WWViews on Biodiversity is the result of a unique cooperation between CBD, the Danish Ministry of the Environment and the Danish Board of Technology. Participants in the 34 day-long meetings across the world, which were held on Sept. 15, were non-expert citizens selected to reflect the demographic diversity in the respective countries and regions. Using unbiased information about biodiversity and policy measures to stop its decline, participants deliberated with their fellow citizens and voted on alternative answers to 18 predefined questions.
“World Wide Views takes place in a polarized society where discussion, not debate is needed more than ever,” remarked Massachusetts State Representative Martha Walz. Speaking at the WWViews forum at the Museum of Science, Boston, she added, “At a time when it is difficult to get people to sit down and talk respectfully about anything, the fact that thousands of people in over 30 sites around the world are having this important conversation is a welcome development.”
WWViews forums in the U.S. were coordinated by the Expert and Citizen Assessment of Science and Technology (ECAST) network. ECAST was officially launched at the Woodrow Wilson Center for International Scholars in April 2010 with the release of the report, "Reinventing Technology Assessment: A 21st Century Model."

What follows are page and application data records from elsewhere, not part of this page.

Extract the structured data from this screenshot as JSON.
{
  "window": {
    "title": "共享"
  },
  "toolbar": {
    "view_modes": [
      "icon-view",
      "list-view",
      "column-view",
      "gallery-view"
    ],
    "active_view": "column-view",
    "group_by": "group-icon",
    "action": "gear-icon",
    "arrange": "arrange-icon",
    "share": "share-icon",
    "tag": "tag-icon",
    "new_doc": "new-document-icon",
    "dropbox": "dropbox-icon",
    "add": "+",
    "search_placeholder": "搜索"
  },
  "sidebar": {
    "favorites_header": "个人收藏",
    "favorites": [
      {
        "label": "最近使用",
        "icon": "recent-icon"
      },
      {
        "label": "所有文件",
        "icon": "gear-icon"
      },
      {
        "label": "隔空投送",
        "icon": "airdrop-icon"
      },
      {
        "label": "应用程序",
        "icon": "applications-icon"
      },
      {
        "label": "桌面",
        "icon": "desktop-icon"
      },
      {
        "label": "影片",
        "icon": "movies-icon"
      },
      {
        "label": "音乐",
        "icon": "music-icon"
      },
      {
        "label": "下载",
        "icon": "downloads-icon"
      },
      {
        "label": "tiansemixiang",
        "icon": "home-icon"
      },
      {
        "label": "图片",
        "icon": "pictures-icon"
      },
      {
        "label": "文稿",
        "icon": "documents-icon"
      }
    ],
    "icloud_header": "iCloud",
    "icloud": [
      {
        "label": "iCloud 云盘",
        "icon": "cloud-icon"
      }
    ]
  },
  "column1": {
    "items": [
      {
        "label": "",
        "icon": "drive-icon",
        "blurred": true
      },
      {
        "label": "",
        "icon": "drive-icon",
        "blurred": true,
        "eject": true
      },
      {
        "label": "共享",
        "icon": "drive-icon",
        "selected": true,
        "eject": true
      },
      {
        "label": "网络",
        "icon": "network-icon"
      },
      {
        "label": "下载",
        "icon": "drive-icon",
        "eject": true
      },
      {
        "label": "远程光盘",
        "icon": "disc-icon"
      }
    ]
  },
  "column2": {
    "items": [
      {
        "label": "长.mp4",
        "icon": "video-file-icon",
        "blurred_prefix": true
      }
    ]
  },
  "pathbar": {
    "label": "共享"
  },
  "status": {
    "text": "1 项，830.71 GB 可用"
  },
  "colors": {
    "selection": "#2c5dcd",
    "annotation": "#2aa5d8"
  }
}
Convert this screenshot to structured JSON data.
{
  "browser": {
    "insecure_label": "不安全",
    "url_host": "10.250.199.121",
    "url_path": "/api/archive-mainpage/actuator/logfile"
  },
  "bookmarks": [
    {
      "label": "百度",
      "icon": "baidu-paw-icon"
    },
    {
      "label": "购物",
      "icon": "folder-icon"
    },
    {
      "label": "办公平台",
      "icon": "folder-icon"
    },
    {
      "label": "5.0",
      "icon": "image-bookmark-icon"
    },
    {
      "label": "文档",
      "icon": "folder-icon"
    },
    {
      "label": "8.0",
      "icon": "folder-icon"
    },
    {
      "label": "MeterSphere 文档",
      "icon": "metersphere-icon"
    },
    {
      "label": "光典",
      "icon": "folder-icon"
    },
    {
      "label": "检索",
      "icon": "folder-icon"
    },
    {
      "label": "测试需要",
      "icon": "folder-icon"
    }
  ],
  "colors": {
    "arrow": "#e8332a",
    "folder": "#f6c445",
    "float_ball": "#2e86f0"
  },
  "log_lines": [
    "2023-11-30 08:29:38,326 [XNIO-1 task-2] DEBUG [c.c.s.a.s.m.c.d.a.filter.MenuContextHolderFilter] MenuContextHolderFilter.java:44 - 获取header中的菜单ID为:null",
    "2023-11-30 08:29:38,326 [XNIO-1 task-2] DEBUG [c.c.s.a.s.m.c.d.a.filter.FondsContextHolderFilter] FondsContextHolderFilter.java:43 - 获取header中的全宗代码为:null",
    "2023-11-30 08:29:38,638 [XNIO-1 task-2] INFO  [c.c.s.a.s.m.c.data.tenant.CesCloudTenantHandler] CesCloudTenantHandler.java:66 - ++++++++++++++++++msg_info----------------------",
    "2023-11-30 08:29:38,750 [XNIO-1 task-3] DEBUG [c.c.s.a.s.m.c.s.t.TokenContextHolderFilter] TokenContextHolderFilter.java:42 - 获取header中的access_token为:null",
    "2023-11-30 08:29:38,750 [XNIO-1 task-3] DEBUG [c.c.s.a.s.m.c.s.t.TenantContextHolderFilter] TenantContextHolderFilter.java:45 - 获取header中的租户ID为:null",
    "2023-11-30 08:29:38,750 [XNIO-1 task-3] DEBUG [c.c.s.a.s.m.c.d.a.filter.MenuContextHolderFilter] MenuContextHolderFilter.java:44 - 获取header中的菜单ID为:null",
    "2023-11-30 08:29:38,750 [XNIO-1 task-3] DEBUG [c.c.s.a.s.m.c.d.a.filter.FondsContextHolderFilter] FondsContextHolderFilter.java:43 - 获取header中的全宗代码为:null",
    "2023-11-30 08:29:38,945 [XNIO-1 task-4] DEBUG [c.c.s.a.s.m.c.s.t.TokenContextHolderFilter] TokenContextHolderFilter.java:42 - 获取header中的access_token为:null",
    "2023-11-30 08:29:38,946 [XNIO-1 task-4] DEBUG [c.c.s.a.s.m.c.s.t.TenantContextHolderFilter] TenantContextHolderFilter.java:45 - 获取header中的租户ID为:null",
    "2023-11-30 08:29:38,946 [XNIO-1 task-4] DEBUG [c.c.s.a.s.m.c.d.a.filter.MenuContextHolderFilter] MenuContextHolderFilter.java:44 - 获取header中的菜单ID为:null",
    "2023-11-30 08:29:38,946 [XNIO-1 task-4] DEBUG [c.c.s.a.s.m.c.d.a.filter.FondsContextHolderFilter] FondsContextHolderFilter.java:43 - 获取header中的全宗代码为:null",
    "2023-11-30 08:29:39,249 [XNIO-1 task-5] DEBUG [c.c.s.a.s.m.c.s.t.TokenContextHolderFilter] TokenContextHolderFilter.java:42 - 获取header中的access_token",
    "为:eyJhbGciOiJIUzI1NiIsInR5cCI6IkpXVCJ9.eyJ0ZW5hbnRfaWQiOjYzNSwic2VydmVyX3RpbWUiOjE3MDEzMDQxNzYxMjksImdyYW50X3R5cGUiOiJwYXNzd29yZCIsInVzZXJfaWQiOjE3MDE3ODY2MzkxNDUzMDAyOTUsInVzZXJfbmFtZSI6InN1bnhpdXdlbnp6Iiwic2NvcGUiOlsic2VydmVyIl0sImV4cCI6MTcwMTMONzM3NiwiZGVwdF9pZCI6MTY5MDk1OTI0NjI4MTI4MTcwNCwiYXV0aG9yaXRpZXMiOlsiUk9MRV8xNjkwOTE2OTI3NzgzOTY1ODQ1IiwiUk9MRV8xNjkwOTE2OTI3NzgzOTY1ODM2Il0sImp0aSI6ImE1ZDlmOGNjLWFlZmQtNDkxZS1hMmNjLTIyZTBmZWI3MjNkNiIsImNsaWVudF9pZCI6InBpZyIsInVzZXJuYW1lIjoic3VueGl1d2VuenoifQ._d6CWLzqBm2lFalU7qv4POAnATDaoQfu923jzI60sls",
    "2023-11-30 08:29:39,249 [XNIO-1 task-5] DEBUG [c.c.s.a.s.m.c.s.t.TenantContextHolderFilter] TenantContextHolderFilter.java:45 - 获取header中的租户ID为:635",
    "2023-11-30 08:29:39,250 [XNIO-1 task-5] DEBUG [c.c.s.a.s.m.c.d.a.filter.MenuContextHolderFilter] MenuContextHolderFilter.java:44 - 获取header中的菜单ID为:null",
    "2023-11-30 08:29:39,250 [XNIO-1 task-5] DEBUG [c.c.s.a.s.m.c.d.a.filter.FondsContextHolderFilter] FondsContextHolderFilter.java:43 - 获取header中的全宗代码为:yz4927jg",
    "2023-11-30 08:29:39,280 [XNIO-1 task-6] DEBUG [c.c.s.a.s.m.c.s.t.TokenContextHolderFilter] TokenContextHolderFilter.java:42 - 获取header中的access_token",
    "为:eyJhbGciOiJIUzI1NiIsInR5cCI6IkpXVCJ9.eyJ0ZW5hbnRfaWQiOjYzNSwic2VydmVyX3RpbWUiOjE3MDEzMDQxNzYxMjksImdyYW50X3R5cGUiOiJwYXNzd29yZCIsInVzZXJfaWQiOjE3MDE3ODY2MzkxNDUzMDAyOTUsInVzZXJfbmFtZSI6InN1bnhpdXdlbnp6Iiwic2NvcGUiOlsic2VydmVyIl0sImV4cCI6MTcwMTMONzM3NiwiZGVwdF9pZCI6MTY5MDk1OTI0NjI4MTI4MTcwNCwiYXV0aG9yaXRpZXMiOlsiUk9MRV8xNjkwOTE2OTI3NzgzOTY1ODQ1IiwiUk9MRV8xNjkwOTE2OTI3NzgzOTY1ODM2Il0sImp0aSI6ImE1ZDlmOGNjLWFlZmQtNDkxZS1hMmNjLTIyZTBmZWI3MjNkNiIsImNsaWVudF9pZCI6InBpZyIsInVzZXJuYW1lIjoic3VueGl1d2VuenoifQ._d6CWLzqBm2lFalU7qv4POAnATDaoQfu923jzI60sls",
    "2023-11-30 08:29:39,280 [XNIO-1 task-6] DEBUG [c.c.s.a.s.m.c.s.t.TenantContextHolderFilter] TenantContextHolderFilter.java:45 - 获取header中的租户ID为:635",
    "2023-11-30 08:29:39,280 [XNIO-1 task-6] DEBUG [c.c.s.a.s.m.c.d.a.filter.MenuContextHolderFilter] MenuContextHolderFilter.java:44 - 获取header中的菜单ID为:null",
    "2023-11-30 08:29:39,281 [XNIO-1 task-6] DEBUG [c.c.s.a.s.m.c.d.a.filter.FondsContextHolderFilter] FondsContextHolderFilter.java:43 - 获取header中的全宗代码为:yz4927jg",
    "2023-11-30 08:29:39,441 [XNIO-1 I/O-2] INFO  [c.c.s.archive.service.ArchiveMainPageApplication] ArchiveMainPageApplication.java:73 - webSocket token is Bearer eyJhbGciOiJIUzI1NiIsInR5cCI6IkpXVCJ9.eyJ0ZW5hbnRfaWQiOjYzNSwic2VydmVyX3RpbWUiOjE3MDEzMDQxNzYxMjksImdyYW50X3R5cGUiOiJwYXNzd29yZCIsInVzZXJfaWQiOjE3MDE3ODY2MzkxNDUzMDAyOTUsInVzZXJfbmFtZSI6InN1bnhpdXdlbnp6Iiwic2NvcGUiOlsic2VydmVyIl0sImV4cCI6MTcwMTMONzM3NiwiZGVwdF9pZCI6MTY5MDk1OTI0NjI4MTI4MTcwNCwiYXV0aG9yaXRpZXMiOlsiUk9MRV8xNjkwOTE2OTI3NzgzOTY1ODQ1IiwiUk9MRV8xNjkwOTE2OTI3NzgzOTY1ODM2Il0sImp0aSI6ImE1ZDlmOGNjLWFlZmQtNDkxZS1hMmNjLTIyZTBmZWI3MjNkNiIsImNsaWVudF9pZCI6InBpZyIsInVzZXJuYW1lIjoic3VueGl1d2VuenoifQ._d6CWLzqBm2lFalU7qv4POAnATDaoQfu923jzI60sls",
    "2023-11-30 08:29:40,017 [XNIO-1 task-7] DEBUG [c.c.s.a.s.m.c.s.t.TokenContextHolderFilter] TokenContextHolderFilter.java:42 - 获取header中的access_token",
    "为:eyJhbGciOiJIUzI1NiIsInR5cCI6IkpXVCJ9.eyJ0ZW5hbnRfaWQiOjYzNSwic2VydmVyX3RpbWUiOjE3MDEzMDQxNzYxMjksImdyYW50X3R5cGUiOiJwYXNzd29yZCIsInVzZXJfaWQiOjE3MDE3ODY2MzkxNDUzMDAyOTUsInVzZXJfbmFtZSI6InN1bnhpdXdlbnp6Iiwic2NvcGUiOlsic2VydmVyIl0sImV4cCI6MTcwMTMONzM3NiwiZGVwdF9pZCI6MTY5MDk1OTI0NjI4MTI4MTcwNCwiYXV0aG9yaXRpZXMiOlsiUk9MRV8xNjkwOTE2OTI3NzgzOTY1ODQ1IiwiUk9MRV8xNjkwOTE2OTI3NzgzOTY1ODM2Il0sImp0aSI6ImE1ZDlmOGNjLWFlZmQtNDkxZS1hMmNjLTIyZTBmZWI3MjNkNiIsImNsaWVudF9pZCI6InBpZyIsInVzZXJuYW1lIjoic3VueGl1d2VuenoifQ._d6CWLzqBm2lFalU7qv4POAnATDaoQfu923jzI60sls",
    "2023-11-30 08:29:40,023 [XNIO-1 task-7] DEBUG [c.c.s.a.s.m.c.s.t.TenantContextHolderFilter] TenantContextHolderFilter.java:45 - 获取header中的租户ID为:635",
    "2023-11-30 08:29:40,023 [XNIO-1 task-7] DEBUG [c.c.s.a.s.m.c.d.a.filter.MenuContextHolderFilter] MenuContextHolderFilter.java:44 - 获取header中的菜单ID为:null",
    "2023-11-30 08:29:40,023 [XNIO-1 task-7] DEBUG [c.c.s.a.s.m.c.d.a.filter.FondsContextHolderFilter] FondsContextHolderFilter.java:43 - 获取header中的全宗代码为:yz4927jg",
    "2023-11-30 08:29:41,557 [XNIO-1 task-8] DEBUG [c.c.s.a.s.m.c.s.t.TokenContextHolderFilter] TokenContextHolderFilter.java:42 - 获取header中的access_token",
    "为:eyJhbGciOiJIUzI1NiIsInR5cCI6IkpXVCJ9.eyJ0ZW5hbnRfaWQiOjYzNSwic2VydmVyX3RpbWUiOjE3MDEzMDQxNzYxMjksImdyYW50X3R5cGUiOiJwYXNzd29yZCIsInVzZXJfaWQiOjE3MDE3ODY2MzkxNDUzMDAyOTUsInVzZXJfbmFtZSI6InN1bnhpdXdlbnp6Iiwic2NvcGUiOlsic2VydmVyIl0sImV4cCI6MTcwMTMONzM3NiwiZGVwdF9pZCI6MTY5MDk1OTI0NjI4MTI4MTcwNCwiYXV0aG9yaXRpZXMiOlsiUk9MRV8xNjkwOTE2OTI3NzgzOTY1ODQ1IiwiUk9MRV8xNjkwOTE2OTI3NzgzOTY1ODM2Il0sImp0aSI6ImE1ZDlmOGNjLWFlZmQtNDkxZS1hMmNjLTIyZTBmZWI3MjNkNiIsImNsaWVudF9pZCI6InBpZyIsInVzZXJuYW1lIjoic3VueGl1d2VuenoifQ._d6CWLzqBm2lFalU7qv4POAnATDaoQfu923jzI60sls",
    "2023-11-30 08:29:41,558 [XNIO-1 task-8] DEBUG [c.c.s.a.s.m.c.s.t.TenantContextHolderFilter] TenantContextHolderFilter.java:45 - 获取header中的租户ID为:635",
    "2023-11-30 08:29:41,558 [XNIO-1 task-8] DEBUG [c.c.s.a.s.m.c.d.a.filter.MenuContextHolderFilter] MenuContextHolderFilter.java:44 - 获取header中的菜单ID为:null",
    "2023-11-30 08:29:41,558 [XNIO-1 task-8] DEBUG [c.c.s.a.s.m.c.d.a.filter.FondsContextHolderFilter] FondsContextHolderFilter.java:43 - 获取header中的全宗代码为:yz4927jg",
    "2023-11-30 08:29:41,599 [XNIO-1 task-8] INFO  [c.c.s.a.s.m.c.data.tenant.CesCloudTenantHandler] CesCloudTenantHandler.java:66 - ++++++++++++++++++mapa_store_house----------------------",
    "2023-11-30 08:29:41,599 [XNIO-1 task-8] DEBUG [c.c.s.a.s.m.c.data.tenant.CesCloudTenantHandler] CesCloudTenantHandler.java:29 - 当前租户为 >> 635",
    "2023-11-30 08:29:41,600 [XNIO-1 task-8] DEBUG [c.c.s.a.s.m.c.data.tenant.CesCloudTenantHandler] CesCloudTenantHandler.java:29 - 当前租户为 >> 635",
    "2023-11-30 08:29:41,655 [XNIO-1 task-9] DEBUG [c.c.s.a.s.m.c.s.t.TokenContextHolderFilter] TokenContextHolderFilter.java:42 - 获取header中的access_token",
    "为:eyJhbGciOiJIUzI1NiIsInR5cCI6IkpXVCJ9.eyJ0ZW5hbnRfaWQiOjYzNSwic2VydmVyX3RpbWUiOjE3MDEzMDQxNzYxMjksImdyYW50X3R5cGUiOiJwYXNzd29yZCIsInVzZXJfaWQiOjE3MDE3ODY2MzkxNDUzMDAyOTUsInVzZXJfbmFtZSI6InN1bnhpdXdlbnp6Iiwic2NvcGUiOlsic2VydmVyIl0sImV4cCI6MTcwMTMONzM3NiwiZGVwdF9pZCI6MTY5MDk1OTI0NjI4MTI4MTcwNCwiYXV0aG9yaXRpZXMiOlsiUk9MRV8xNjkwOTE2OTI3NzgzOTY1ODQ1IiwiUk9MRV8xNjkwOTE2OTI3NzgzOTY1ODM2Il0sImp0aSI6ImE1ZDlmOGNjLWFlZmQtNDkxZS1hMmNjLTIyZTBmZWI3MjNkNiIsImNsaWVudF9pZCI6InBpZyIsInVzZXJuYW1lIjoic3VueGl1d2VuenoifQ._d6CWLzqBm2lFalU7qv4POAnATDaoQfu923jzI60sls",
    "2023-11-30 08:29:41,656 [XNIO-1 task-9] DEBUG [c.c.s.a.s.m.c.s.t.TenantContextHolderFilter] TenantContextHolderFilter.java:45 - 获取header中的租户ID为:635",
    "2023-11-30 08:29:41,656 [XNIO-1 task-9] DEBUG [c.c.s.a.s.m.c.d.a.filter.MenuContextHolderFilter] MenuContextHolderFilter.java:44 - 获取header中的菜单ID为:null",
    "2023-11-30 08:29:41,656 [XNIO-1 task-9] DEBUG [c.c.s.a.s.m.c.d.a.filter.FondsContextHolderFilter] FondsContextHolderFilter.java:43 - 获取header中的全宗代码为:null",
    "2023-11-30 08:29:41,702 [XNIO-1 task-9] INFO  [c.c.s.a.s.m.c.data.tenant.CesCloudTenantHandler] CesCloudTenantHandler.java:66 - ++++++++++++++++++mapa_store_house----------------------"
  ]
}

In its first large-scale collaborative project, ECAST coordinated WWViews citizen forums in four U.S. cities: Boston (Museum of Science, Boston, and the University of Massachusetts Amherst); Denver (Colorado School of Mines, Denver Botanical Garden); Phoenix (Arizona State University, Consortium for Science, Policy and Outcomes at Arizona State University); and Washington (Consortium for Science Policy and Outcomes at Arizona State University, Virginia Tech, and the Koshland Science Museum). Thoughts and reflections from WWViews biodiversity project can be found at: http://ecastnetwork.wordpress.com/.
Results from the WWViews project in the U.S. and the lessons learned about further developing the capacity for conducting science and technology assessment through citizen participation will be presented in a comprehensive report at a special event of the Science and Technology Innovation Program at the Woodrow Wilson International Center for Scholars on Dec. 6.
Founded in 2010 as a response to a call to use “citizen participation, collaboration and expert analysis to inform and improve decision-making on issues involving science and technology,” ECAST is a collaboration among university, informal science education, and policy research partners to establish a non-partisan, independent, flexible, and proactive technology assessment capability in the United States. The Consortium for Science, Policy and Outcomes at Arizona State University, Loka Institute, Science Cheerleader, Museum of Science Boston, and the Science and Technology Innovation Program at the Woodrow Wilson International Center for Scholars are its founding members.